The first time I laid eyes on an 8-ball zucchini, I was intrigued. Its forest green skin with pale green striations is quite pretty, but the summer squash’s most fascinating characteristic is its almost perfectly round shape.
Though named after the little black pool ball (as in pocket billiards, not swimming pool), this novel produce is similar in size to a softball. The inner flesh is creamy white with light green hues around the edges, and its nutty, buttery flavor is much like the classic green zucchini. More recently, yellow-skinned versions that are slightly more oblong have been popping up, too.
Just like other members of the summer squash family, 8-ball zucchinis can be sliced and then steamed, grilled, or sautéed. However, this orb-like veggie is especially well suited to stuffing, and the following recipe has become a seasonal favorite in our house over the last few years as availability has expanded from the occasional farm market to include most large grocery stores.
In fact, when I called a variety of local grocery stores, all reported that the 8-balls were currently in stock or on their way. Brook Lawn Farm Market on Lititz Pike and Lancaster Central Market have been consistent suppliers, too. In fact, I shared this recipe with my friends at Brook Lawn several years ago because many of their customers were wondering how to use these curiously round vegetables. *
As an option, 8-ball zucchini may be hollowed out from the top and stuffed whole. I do prefer to cut them in half, which allows for what I think is the perfect ratio of filling to squash. The following serving option creates a satisfying meal all by itself but is also delicious served alongside corn on the cob, a platter of sliced tomatoes, and/or your favorite green vegetable or tossed salad.
Yields 8 servings.
- 4 softball-size 8-ball zucchini (see above comments for substitutes)
- 1 medium onion, diced
- 1/2 a bell pepper, diced (use color of choice)
- 2 teaspoons olive oil
- 1 pound lean ground beef
- 1 teaspoon all-natural Montreal Steak seasoning (see notes)
- 1 teaspoon kosher salt and a few grinds of the pepper mill
- 1 cup cooked brown rice (from 1/3 cup uncooked; may use white and/or leftover rice)
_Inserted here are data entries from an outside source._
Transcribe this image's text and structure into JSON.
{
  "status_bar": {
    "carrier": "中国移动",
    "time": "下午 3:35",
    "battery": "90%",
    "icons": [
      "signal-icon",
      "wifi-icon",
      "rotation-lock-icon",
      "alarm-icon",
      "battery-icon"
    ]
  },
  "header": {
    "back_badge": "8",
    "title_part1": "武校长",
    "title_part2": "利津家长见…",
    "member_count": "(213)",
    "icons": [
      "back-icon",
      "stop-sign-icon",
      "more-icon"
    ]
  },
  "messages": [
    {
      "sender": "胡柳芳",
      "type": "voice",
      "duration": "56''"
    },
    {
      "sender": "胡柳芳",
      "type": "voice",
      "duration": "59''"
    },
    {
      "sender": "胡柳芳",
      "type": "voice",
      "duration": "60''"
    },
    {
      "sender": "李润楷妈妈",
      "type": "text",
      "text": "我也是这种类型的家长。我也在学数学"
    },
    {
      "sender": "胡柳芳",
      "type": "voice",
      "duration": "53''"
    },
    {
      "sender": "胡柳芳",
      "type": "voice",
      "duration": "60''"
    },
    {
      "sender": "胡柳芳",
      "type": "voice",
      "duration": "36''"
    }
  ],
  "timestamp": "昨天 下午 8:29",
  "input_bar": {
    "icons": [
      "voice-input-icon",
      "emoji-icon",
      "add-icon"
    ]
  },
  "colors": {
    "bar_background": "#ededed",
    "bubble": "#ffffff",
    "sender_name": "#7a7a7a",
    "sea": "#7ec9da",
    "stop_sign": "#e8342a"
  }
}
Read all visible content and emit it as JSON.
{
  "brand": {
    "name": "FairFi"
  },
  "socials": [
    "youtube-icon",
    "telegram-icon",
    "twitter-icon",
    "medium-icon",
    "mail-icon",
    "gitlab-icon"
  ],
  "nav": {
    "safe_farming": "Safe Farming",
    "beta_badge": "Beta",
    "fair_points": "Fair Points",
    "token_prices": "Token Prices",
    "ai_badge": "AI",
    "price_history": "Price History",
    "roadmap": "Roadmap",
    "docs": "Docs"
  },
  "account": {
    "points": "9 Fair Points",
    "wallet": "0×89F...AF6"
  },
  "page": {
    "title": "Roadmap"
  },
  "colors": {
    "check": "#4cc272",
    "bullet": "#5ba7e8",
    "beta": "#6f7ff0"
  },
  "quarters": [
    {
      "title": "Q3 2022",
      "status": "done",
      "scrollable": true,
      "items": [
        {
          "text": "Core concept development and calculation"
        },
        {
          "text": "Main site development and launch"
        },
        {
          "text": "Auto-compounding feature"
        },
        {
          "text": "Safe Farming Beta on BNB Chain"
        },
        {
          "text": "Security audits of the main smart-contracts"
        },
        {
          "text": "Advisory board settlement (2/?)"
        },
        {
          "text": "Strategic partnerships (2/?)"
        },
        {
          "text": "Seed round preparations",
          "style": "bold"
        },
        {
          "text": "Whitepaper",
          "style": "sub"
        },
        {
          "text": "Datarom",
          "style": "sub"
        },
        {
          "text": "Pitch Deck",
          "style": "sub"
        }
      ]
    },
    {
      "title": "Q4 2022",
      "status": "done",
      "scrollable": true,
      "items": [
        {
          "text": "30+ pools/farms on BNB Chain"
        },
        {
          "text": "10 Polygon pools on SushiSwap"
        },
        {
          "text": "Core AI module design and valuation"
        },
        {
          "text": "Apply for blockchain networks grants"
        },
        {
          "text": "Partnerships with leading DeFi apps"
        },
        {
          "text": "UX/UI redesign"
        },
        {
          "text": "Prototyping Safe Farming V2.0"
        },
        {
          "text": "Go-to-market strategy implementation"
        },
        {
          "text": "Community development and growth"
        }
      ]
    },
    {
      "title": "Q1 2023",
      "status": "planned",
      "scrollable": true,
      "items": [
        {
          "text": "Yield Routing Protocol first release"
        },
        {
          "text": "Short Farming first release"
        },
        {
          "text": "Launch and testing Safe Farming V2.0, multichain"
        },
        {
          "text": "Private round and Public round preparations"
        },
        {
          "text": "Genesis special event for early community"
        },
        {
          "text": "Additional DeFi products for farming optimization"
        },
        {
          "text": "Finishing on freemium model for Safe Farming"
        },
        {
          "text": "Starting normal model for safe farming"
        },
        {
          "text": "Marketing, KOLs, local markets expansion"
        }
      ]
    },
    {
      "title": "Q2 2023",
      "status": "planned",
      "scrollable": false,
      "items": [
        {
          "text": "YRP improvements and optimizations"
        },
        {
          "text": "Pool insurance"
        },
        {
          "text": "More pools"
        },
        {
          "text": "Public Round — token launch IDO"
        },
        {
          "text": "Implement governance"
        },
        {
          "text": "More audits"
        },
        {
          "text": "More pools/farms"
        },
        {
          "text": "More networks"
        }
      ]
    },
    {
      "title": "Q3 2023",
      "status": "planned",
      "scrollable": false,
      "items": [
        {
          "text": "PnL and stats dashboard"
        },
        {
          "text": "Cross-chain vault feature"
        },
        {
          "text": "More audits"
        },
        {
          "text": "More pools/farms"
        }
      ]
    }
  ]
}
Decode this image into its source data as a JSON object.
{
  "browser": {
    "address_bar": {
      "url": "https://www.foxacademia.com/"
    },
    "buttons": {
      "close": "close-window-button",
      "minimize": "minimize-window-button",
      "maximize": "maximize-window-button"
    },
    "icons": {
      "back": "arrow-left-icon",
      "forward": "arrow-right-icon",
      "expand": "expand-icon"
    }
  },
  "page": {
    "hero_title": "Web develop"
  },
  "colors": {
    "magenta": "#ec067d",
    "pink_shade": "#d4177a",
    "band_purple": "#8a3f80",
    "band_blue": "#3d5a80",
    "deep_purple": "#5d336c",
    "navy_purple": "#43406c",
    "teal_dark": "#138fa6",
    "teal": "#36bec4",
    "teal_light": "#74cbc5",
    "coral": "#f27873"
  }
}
- 1 cup tomato sauce (plus more for topping, if desired)
- 1/4 cup finely grated Parmesan cheese (plus more Parmesan and/or cheese of choice for topping, if desired)
Preheat the oven to 375 degrees F.
Cut the zucchini in half lengthwise (stem to bottom). Using a teaspoon or melon baller, scoop out and discard the zucchini flesh and seeds, leaving a 1/2-inch of flesh attached to the skin. If the zucchini are wobbly, cut a thin slice off the bottom to make them stand up.
Heat the olive oil in a large skillet, and sauté the chopped onion until softened, about 5 minutes. Add the ground beef to the pan, and cook until starting to brown. When the meat is about half cooked, add the bell pepper along with the seasoning blend, salt and pepper. Stir and continue to cook until the meat is fully browned, breaking it into small pieces with your spoon or spatula.
Remove from the heat, and stir in the rice, tomato sauce, and Parmesan cheese.
Choose a baking dish that is just big enough to hold the zucchini, and lightly grease it. Stuff the zucchini with the beef mixture, and top with a little extra tomato sauce and a sprinkle of Parmesan.
Place the zucchini in the baking dish and roast, uncovered, for 20-30 minutes or until the shells are crisp-tender and the filling is hot. After about 20 minutes of baking, I poke the zucchini with a sharp knife, and if the knife doesn’t slide in fairly easily, I bake them for a few minutes more. At this point, I occasionally sprinkle the zucchini with some grated sharp cheddar or mozzarella cheese and bake 2 to 3 minutes more or until the cheese is melted.
- I typically use a sodium-free variety of Montreal Steak seasoning. If you use a blend with salt, you may wish to slightly reduce the added salt and adjust to taste before stuffing the zucchini.
- When available, I like to stir in a mixture (1/3 cup or so) of fresh herbs after sautéing the beef. Parsley, thyme, basil, chives, oregano, and dill are all nice options. When including more potent herbs (like oregano, rosemary, tarragon), limit their use to a tablespoon or so each.
- Ground sausage is a good option to the ground beef and other vegetables, such as sautéed chopped mushrooms, may be added as well.
* An interesting footnote: From a culinary standpoint, zucchini is usually treated as and considered a vegetable. Botanically, however, zucchini is a fruit, being the swollen ovary of the zucchini flower. (Source: Wikipedia)
If 8-ball zucchini are not available, you may absolutely substitute regular zucchini, summer squash, or even bell peppers.
An early photo… We were at my in-laws’ cabin in the Poconos where she has a set of fun fishing lure plates. : )
For a deliciously easy side dish, you may enjoy this Corn and Cucumber Salad with Basil and Chives.